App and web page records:

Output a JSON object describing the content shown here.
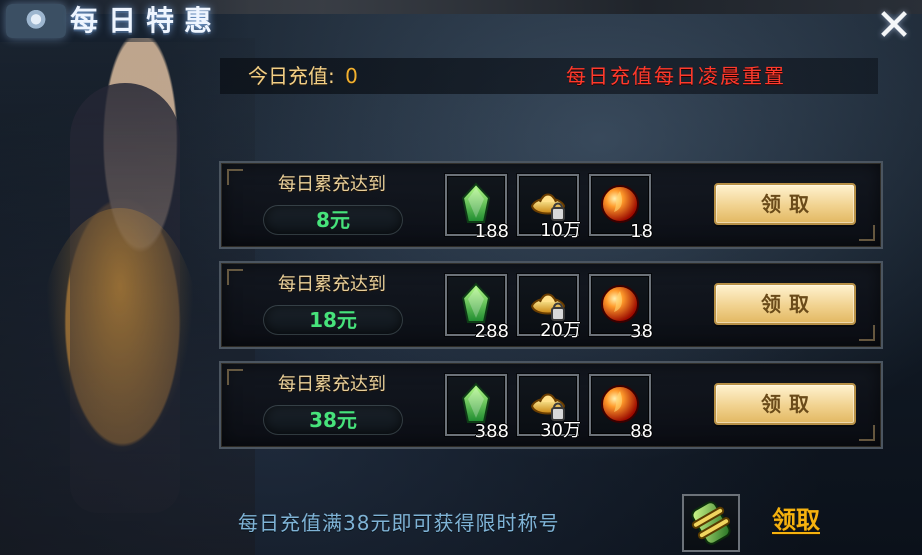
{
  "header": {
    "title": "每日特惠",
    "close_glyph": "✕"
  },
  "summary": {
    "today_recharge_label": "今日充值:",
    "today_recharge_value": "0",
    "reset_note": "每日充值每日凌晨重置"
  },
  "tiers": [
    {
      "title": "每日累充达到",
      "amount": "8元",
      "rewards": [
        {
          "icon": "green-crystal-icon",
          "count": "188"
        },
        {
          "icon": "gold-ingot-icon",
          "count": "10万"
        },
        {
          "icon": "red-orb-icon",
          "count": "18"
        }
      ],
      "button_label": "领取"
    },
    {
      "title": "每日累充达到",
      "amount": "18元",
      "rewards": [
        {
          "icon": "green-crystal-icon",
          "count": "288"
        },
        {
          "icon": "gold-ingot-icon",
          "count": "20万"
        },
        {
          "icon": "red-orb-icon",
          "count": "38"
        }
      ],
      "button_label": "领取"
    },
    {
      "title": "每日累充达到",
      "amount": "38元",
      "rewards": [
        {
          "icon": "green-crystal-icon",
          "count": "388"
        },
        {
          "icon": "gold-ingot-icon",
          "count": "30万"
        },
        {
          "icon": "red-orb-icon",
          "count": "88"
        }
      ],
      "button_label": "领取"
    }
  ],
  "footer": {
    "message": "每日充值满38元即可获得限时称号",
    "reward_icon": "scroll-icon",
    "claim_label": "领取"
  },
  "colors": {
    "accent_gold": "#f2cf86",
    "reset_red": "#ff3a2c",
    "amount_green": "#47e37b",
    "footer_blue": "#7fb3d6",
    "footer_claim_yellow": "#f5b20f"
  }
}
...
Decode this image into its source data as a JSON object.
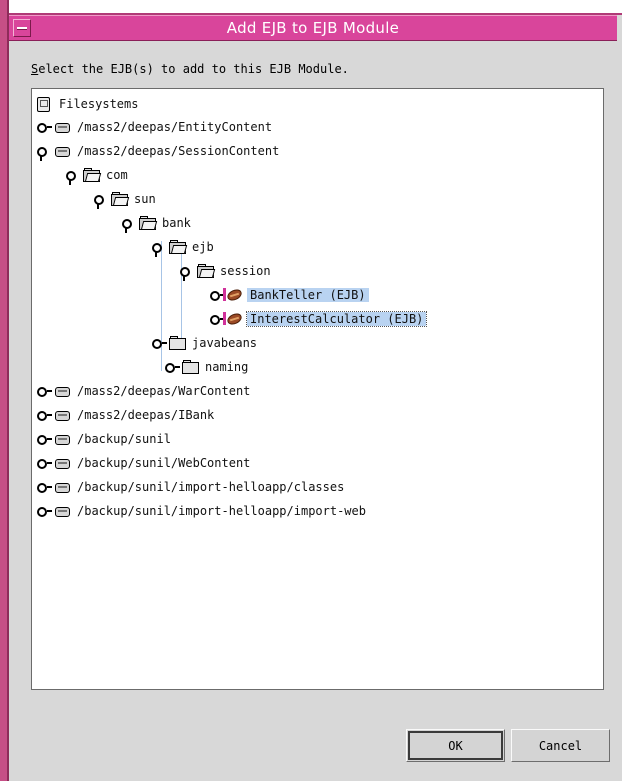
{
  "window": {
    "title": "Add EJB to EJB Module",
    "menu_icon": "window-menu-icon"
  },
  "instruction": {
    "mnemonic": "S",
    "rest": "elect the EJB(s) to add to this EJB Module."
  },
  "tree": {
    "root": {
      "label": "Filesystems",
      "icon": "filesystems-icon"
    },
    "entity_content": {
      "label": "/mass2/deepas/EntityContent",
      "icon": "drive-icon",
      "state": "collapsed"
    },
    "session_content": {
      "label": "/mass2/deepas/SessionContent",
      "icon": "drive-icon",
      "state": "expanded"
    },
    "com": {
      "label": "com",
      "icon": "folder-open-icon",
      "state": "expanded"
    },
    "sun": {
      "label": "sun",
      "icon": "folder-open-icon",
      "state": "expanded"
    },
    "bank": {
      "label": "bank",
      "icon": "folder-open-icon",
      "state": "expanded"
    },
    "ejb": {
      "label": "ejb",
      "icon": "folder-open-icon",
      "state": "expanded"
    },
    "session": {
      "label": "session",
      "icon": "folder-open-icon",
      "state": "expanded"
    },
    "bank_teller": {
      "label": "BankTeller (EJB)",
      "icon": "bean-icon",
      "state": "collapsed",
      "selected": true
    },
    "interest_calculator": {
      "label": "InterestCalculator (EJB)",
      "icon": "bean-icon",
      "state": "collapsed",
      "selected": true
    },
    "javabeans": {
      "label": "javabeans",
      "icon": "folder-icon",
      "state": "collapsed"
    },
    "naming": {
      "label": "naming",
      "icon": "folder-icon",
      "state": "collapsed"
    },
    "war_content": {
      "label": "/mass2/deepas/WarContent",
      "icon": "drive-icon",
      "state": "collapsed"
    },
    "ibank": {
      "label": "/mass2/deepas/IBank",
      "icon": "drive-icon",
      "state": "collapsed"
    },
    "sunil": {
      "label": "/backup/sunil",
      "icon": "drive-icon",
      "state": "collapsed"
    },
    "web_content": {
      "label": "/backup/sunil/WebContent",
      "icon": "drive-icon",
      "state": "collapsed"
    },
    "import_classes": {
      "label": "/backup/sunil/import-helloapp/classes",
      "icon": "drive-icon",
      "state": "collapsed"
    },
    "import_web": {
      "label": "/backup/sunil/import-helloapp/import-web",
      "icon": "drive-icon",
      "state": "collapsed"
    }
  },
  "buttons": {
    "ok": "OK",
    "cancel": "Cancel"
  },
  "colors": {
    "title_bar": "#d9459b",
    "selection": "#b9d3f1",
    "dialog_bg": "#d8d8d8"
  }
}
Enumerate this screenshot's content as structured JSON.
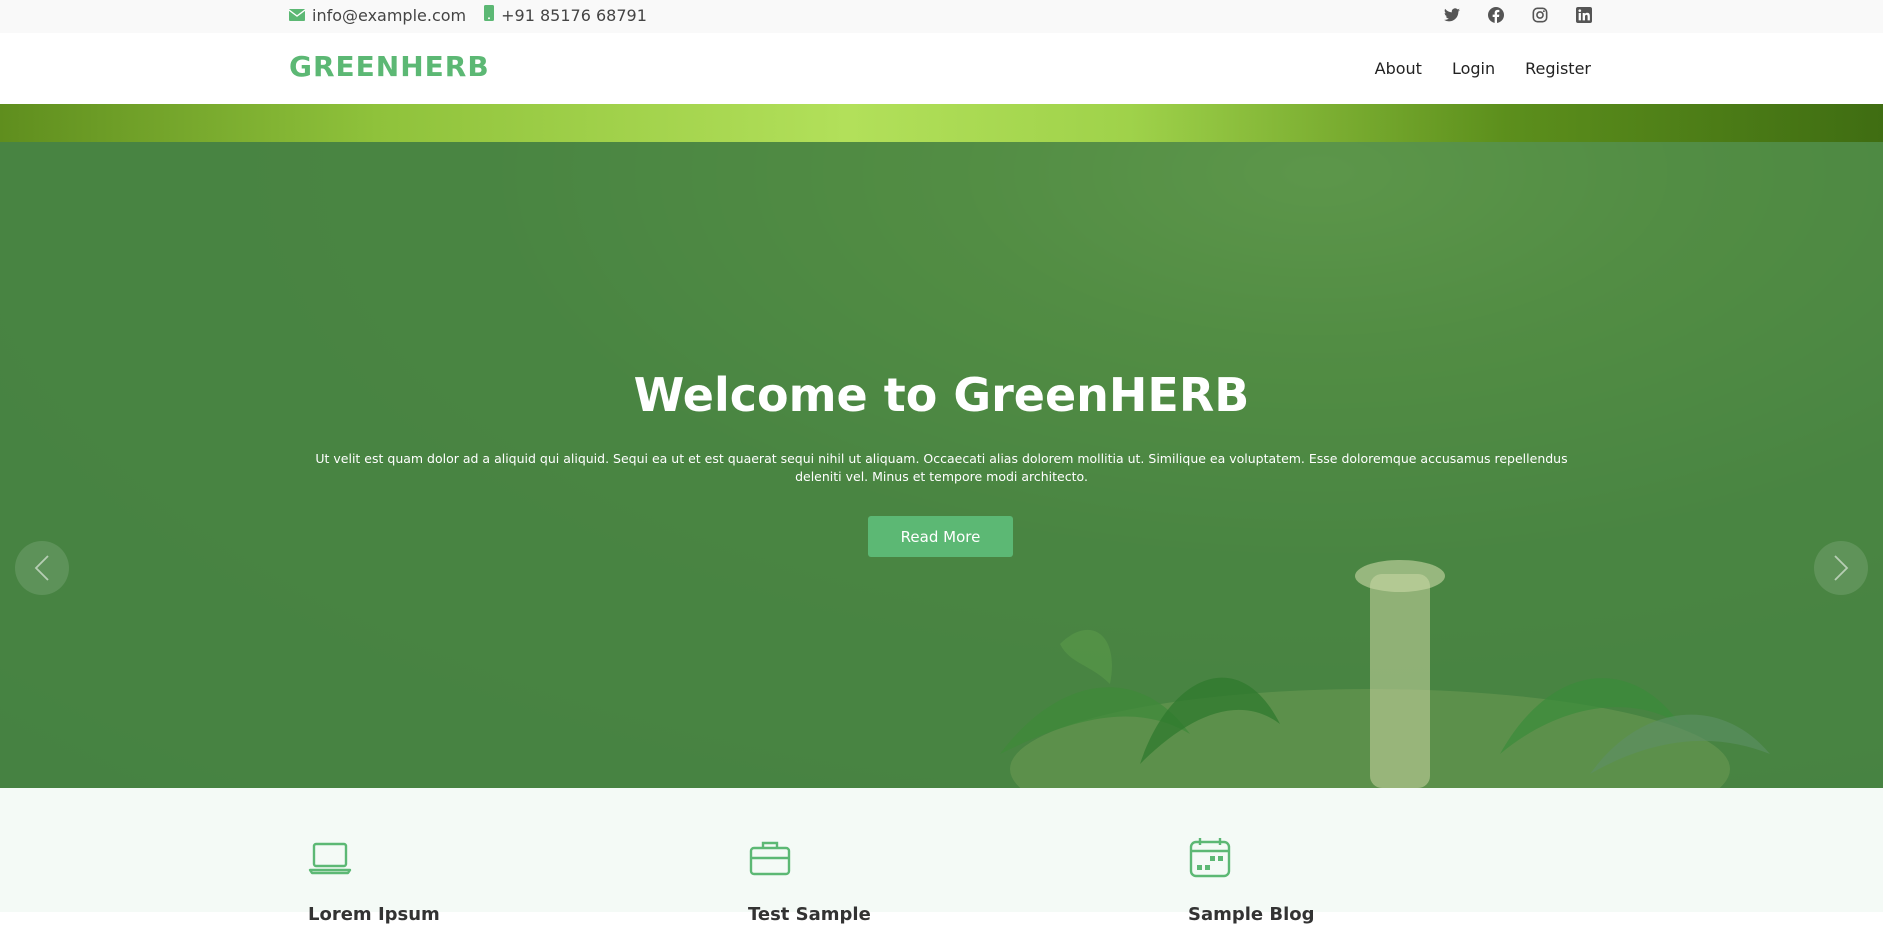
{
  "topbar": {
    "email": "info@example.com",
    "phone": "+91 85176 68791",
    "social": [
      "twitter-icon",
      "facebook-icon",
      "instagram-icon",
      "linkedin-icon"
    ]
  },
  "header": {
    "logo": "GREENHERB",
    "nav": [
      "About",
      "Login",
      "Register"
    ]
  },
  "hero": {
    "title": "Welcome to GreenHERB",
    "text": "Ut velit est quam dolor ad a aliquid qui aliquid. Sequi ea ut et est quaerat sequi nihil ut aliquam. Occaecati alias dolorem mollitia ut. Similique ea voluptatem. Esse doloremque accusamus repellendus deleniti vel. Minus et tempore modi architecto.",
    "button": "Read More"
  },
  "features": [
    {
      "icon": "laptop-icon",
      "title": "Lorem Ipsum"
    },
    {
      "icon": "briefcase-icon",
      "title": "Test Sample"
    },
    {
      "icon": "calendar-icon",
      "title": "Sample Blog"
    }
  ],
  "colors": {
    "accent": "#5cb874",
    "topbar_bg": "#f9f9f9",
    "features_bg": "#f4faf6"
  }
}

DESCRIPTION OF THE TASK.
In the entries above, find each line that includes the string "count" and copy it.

RESPONSE BELOW.
          "count": "188"
          "count": "10万"
          "count": "18"
          "count": "288"
          "count": "20万"
          "count": "38"
          "count": "388"
          "count": "30万"
          "count": "88"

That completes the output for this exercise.